What to Know about Venture Capital
Venture Capital (VC) firms collect money from a collection of wealthy individuals, insurance companies, educational endowments and pension funds.1 These assets are allocated over a portfolio of stocks, bonds, real estate, etc. Typically between 5% — 10% are assigned to “Alternative Investments.”
The alternative investments are the high-risk/high-reward class of assets and are what is available to fund startups.
VC firms are typically set up as limited partnerships with two types; limited and general partners. Limited partners provide the funding in the form of a Capital Commitment, or obligation to pay when called upon. It is the responsibility of the general partners to put together deals that are attractive to their counterpart, in exchange for a percentage of profit.
VC firms knowingly make high-risk investments. The funding they provide is in exchange for equity in the company, and like all things when dealing in risk — the higher the risk, the more expensive it is. Your risk as a startup will be determined by the information and confidence you present. Ownership required by the VC firm can range between 15% — 25%.
The funds raised in a VC round for a tech startup serve one major purpose — scaling.
VC firms evaluate businesses that have a proven track record and product. Candidates must be able to present evidence to the market and sales potential and are interested in either growing up or out (geographically or for enterprise). This limits who this applies to primarily, but not exclusively, to tech businesses.
In order to be accepted by a firm, the numbers must work. VC firms work in the millions and billions, and will expect a model that has the capacity provide a large exit. While most VC recipients do not reach the numbers required for acceptance, confidence in the company’s potential is expected.

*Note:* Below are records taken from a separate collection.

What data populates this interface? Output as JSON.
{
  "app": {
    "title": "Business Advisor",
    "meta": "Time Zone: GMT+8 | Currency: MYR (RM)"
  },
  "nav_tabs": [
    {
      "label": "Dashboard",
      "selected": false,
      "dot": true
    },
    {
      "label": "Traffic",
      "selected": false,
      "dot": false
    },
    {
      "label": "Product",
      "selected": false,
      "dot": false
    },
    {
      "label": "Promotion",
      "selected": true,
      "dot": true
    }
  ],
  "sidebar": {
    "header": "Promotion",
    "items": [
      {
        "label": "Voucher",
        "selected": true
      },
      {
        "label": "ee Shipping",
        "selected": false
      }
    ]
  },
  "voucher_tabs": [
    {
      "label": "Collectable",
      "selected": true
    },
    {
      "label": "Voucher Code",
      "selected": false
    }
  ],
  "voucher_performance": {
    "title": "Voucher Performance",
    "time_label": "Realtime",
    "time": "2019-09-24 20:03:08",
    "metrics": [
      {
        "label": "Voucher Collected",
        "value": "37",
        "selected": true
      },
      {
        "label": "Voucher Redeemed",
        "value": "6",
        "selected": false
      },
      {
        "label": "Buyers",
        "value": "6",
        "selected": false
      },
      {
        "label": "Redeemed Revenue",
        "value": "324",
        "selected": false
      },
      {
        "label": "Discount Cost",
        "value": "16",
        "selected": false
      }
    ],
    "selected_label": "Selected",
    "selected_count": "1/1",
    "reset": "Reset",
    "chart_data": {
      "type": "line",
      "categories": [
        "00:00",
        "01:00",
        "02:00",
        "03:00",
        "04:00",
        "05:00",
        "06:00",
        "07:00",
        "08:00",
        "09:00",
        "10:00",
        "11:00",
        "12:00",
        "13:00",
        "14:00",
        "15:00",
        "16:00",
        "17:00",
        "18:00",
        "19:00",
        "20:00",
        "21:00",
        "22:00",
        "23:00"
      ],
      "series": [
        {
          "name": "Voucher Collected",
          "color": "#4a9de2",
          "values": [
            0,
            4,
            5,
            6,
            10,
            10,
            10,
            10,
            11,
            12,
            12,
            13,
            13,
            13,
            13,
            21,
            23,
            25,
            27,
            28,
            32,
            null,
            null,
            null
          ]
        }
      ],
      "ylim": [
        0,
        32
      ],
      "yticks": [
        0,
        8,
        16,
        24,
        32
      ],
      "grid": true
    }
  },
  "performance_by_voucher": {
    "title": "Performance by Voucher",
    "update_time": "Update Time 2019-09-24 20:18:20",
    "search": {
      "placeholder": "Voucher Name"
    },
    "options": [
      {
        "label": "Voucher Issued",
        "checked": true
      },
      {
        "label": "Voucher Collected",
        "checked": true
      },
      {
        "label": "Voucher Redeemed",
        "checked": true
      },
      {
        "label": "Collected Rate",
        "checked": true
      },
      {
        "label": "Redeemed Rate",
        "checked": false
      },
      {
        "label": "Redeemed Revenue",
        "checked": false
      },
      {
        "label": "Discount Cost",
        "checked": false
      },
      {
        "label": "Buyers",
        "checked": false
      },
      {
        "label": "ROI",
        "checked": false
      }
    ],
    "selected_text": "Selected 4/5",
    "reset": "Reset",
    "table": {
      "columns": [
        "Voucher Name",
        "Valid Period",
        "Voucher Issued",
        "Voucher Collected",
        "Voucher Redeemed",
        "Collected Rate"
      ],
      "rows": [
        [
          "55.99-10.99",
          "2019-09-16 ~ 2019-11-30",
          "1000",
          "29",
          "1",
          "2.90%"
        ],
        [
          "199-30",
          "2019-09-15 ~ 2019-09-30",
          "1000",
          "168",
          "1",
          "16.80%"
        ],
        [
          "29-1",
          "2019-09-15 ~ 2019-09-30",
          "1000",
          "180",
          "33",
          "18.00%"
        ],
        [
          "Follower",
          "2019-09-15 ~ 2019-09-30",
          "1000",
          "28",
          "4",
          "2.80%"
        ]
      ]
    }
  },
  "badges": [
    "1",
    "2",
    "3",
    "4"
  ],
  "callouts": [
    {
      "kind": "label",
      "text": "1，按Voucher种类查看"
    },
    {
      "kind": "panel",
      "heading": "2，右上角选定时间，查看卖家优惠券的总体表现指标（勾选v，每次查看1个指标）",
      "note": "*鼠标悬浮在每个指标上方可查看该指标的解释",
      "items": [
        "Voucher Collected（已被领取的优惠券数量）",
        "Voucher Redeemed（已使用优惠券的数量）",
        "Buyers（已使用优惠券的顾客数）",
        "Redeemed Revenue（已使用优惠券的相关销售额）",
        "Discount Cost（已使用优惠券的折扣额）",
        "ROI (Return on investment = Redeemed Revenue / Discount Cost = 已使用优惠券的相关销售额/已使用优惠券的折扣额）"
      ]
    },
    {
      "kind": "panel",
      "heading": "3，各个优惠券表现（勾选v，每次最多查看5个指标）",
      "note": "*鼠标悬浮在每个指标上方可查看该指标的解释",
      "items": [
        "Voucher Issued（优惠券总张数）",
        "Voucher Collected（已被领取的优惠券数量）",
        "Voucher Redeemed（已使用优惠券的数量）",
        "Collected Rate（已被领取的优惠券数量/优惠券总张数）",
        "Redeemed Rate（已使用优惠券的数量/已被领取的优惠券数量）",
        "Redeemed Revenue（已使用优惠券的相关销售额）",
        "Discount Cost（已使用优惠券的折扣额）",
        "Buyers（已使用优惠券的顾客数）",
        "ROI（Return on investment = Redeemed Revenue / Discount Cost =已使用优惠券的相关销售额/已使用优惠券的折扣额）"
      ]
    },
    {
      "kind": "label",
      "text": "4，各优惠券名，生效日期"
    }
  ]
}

Of the millions of companies created every year, just a few thousand get VC funding. Nearly every tech company you recognize has been funded by VCs, including: Apple, Amazon, Google, Facebook, eBay and PayPal.
1 The Nuts and Bolts of Business Plans – MIT Course 15.S21. By Joe Hadzima (nutsandbolts.mit.edu)